HONG KONG HK

Baker McKenzie Elects Milton Cheng as Next Chair

Leading global law firm Baker McKenzie is proud to announce that following a vote of its partnership, Milton Cheng has been elected as the next Chair of the Firm.

Based in Hong Kong, Milton is the Managing Partner of the Hong Kong office and concurrently the Chief Executive overseeing Baker McKenzie’s offices and businesses across eight countries in the Asia Pacific region.

Milton has considerable experience in mergers and acquisitions, real estate investment trusts, financial services regulation, corporate finance and corporate restructurings. He regularly advises clients — including REIT and other asset managers, financial institutions, multinationals and Hong Kong-listed groups — on a wide range of acquisition, REIT, restructuring, regulatory and corporate finance matters.

A graduate of King’s College London, Milton became a partner of Baker McKenzie in 1999 and is admitted to practice in Hong Kong and in England & Wales. He is the Firm’s first Asian Chair.

Milton Cheng, Chair-elect of Baker McKenzie said, “I am truly honored by the trust my fellow partners have placed in me. I look forward to working with all of them and my colleagues across the world to build on the great work of my predecessors to make Baker McKenzie the global law firm of choice.”

Milton, who will serve in the role for four years, takes up the position with effect from October 17, 2019 succeeding Jaime Trujillo, who has been Acting Global Chair since October 2018.

Jaime said, “We had a group of outstanding candidates for our next Chair and the partners had a difficult decision to make. In choosing Milton we have someone who can take this great Firm to the next level. I offer him my sincerest congratulations.”

A&O opens new Legal Services Centre in Johannesburg

Allen & Overy has announced that a new Legal Services Centre (LSC) will open in Johannesburg in the first half of 2020 as part of its expansion plans

Johannesburg city skyline

The LSC, launched in 2012, has quickly built a reputation for cost-effectively and efficiently resourcing transactions while guaranteeing the standard that clients expect from A&O. The team – comprising legal professionals, associate solicitors and science analysts – works alongside offices across the A&O network on a wide range of document-based matters, including due diligence, litigation reviews, drafting, negotiating and research tasks. The focus is on quality, supported by project management and legal technology. The LSC is part of Allen & Overy’s broader Advanced Delivery and Solutions (AD&S) offering, which includes Fuse, A&O Consulting, Peerpoint and A&O’s legal tech solutions.

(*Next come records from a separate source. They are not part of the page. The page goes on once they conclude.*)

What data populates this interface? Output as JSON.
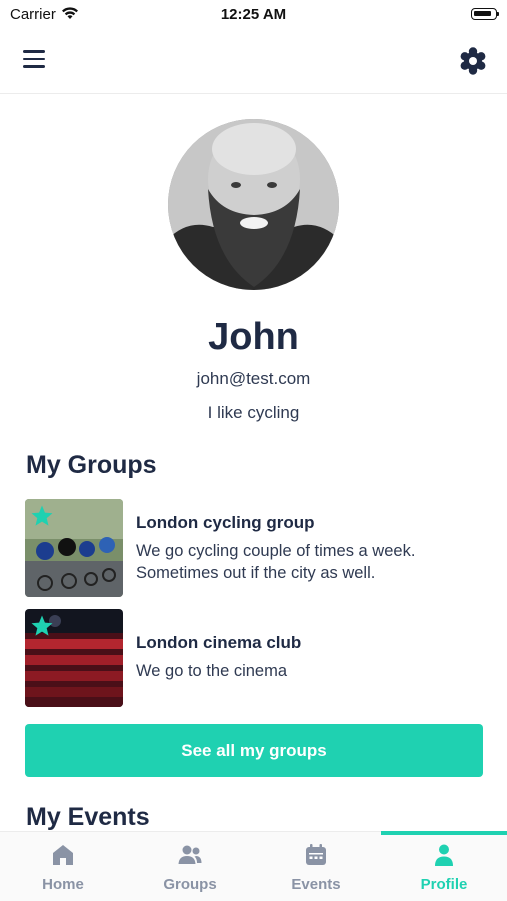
{
  "status_bar": {
    "carrier": "Carrier",
    "time": "12:25 AM"
  },
  "profile": {
    "name": "John",
    "email": "john@test.com",
    "bio": "I like cycling"
  },
  "groups_section": {
    "title": "My Groups",
    "items": [
      {
        "title": "London cycling group",
        "description": "We go cycling couple of times a week. Sometimes out if the city as well."
      },
      {
        "title": "London cinema club",
        "description": "We go to the cinema"
      }
    ],
    "see_all_label": "See all my groups"
  },
  "events_section": {
    "title": "My Events"
  },
  "tabs": [
    {
      "label": "Home",
      "icon": "home-icon"
    },
    {
      "label": "Groups",
      "icon": "people-icon"
    },
    {
      "label": "Events",
      "icon": "calendar-icon"
    },
    {
      "label": "Profile",
      "icon": "person-icon",
      "active": true
    }
  ],
  "colors": {
    "accent": "#1fd1b1",
    "text_primary": "#1f2a44",
    "tab_inactive": "#8a93a5"
  }
}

Angela Clist, Head of LSC, said: “Johannesburg makes an ideal location for our new centre as it has a strong base of legal experts. Our Johannesburg office has been open for five years now, and we look forward to growing the LSC alongside the current team.

“All the work performed in the new centre will serve our clients directly as well as even more practice groups and offices across our global network. Having worked with over 450 partners across the firm and with a wide range of teams from banking regulation to US capital markets, the experience within the LSC is unrivalled.”

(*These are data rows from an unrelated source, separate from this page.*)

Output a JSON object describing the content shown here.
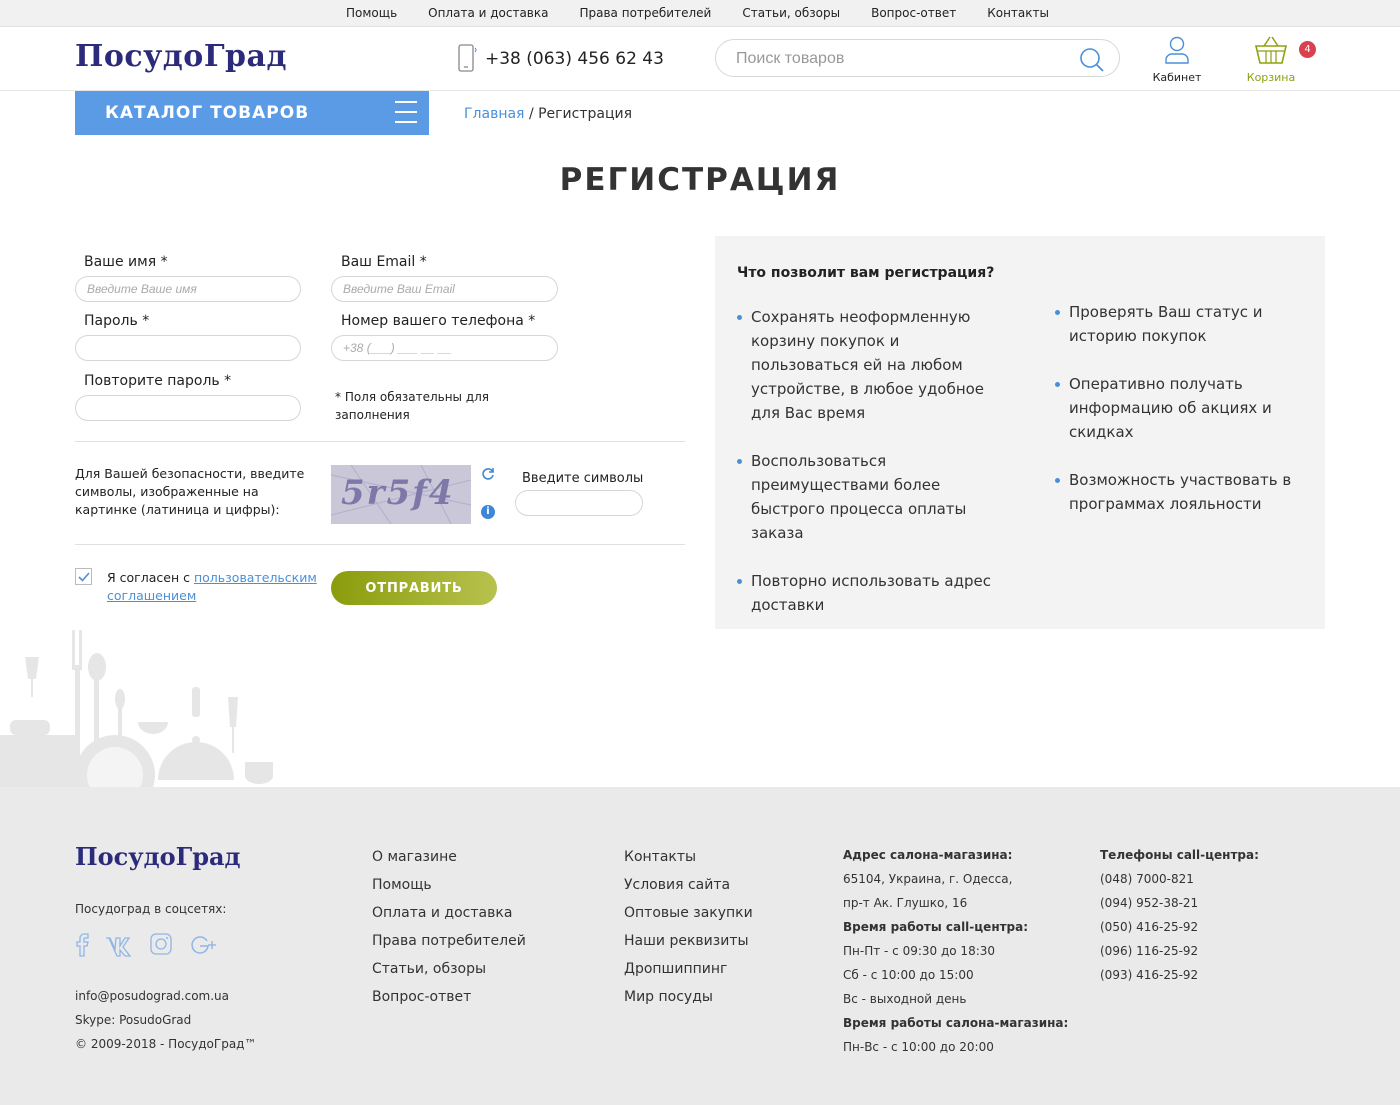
{
  "colors": {
    "accent": "#5b9be6",
    "link": "#4a90d9",
    "brand": "#2c2a7a",
    "cart": "#8fa010",
    "badge": "#d9414e",
    "submit": "#9aab1e"
  },
  "topbar": {
    "links": [
      "Помощь",
      "Оплата и доставка",
      "Права потребителей",
      "Статьи, обзоры",
      "Вопрос-ответ",
      "Контакты"
    ]
  },
  "header": {
    "logo": "ПосудоГрад",
    "phone": "+38 (063) 456 62 43",
    "search_placeholder": "Поиск товаров",
    "cabinet_label": "Кабинет",
    "cart_label": "Корзина",
    "cart_count": "4"
  },
  "catalog": {
    "label": "КАТАЛОГ ТОВАРОВ"
  },
  "breadcrumb": {
    "home": "Главная",
    "separator": "/",
    "current": "Регистрация"
  },
  "page_title": "РЕГИСТРАЦИЯ",
  "form": {
    "name_label": "Ваше имя *",
    "name_placeholder": "Введите Ваше имя",
    "email_label": "Ваш Email *",
    "email_placeholder": "Введите Ваш Email",
    "password_label": "Пароль *",
    "phone_label": "Номер вашего телефона *",
    "phone_placeholder": "+38 (___) ___ __ __",
    "repeat_label": "Повторите пароль *",
    "required_note": "* Поля обязательны для заполнения",
    "captcha_text": "Для Вашей безопасности, введите символы, изображенные на картинке (латиница и цифры):",
    "captcha_value": "5r5f4",
    "captcha_input_label": "Введите символы",
    "agree_text": "Я согласен с",
    "agree_link": "пользовательским соглашением",
    "submit": "ОТПРАВИТЬ"
  },
  "benefits": {
    "title": "Что позволит вам регистрация?",
    "left": [
      "Сохранять неоформленную корзину покупок и пользоваться ей на любом устройстве, в любое удобное для Вас время",
      "Воспользоваться преимуществами более быстрого процесса оплаты заказа",
      "Повторно использовать адрес доставки"
    ],
    "right": [
      "Проверять Ваш статус и историю покупок",
      "Оперативно получать информацию об акциях и скидках",
      "Возможность участвовать в программах лояльности"
    ]
  },
  "footer": {
    "logo": "ПосудоГрад",
    "social_title": "Посудоград в соцсетях:",
    "email": "info@posudograd.com.ua",
    "skype": "Skype: PosudoGrad",
    "copyright": "© 2009-2018 - ПосудоГрад™",
    "menu1": [
      "О магазине",
      "Помощь",
      "Оплата и доставка",
      "Права потребителей",
      "Статьи, обзоры",
      "Вопрос-ответ"
    ],
    "menu2": [
      "Контакты",
      "Условия сайта",
      "Оптовые закупки",
      "Наши реквизиты",
      "Дропшиппинг",
      "Мир посуды"
    ],
    "address": {
      "title": "Адрес салона-магазина:",
      "line1": "65104, Украина, г. Одесса,",
      "line2": "пр-т Ак. Глушко, 16",
      "callcenter_title": "Время работы call-центра:",
      "cc1": "Пн-Пт - с 09:30 до 18:30",
      "cc2": "Сб - с 10:00 до 15:00",
      "cc3": "Вс - выходной день",
      "salon_title": "Время работы салона-магазина:",
      "salon1": "Пн-Вс - с 10:00 до 20:00"
    },
    "phones": {
      "title": "Телефоны call-центра:",
      "list": [
        "(048) 7000-821",
        "(094) 952-38-21",
        "(050) 416-25-92",
        "(096) 116-25-92",
        "(093) 416-25-92"
      ]
    }
  }
}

Andrew Trahair, Head of Advanced Delivery & Solutions, added: “This is an important step forward for our AD&S businesses. The LSC is an essential resource for A&O as we take on more larger and more complex projects for our clients. The team will support both our traditional practice groups and our AD&S businesses, for example the Markets Innovation Group and A&O Consulting.”

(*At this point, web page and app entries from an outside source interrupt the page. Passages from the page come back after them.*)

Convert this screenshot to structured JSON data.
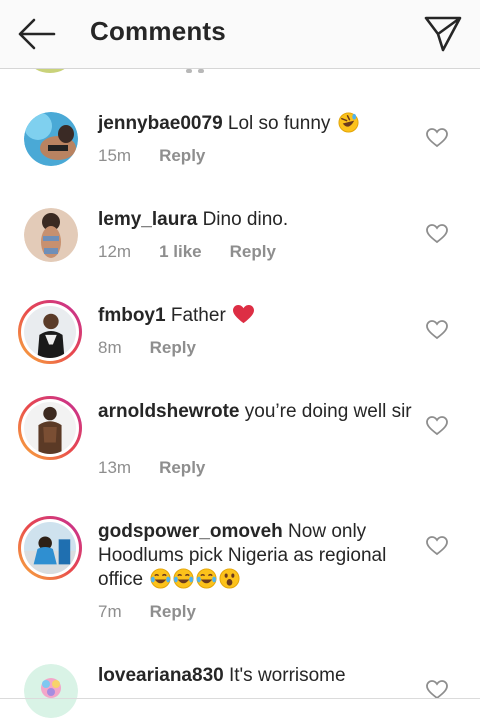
{
  "header": {
    "title": "Comments",
    "back_icon": "arrow-left-icon",
    "send_icon": "paper-plane-icon"
  },
  "comments": [
    {
      "username": "jennybae0079",
      "text": "Lol so funny",
      "time": "15m",
      "likes": "",
      "reply": "Reply",
      "emojis": [
        "rofl"
      ]
    },
    {
      "username": "lemy_laura",
      "text": "Dino dino.",
      "time": "12m",
      "likes": "1 like",
      "reply": "Reply",
      "emojis": []
    },
    {
      "username": "fmboy1",
      "text": "Father",
      "time": "8m",
      "likes": "",
      "reply": "Reply",
      "emojis": [
        "red-heart"
      ]
    },
    {
      "username": "arnoldshewrote",
      "text": "you’re doing well sir",
      "time": "13m",
      "likes": "",
      "reply": "Reply",
      "emojis": []
    },
    {
      "username": "godspower_omoveh",
      "text": "Now only Hoodlums pick Nigeria as regional office",
      "time": "7m",
      "likes": "",
      "reply": "Reply",
      "emojis": [
        "tears-of-joy",
        "tears-of-joy",
        "tears-of-joy",
        "astonished"
      ]
    },
    {
      "username": "loveariana830",
      "text": "It's worrisome",
      "time": "",
      "likes": "",
      "reply": "",
      "emojis": []
    }
  ],
  "colors": {
    "text": "#262626",
    "muted": "#8e8e8e",
    "heart_outline": "#8e8e8e",
    "story_ring": "#e8484d"
  }
}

For further information, please contact Rajiv Pattni, Rajiv.Pattni@allenovery.com, on +44 (0)20 3088 1237.

handshake deal

Goodwin and Eversheds make bold Corporate Plays

Goodwin Procter and Eversheds Sutherland both made significant corporate hires in November, with the pair recruiting Kirkland & Ellis partner Carl Bradshaw and Simmons & Simmons former head of UK corporate Giles Dennison respectively.

For Goodwin, the hire of Bradshaw comes during an expansive period for the firm, particularly in private equity. He brings nine years of experience from Kirkland – four of which were as partner – and a practice that focuses on cross-border private equity deals; leveraged buyouts; carve-outs; public-to-privates; consortium deals; and co-investments.

Rajah & Tann Asia “The Lawyers Who Know Asia”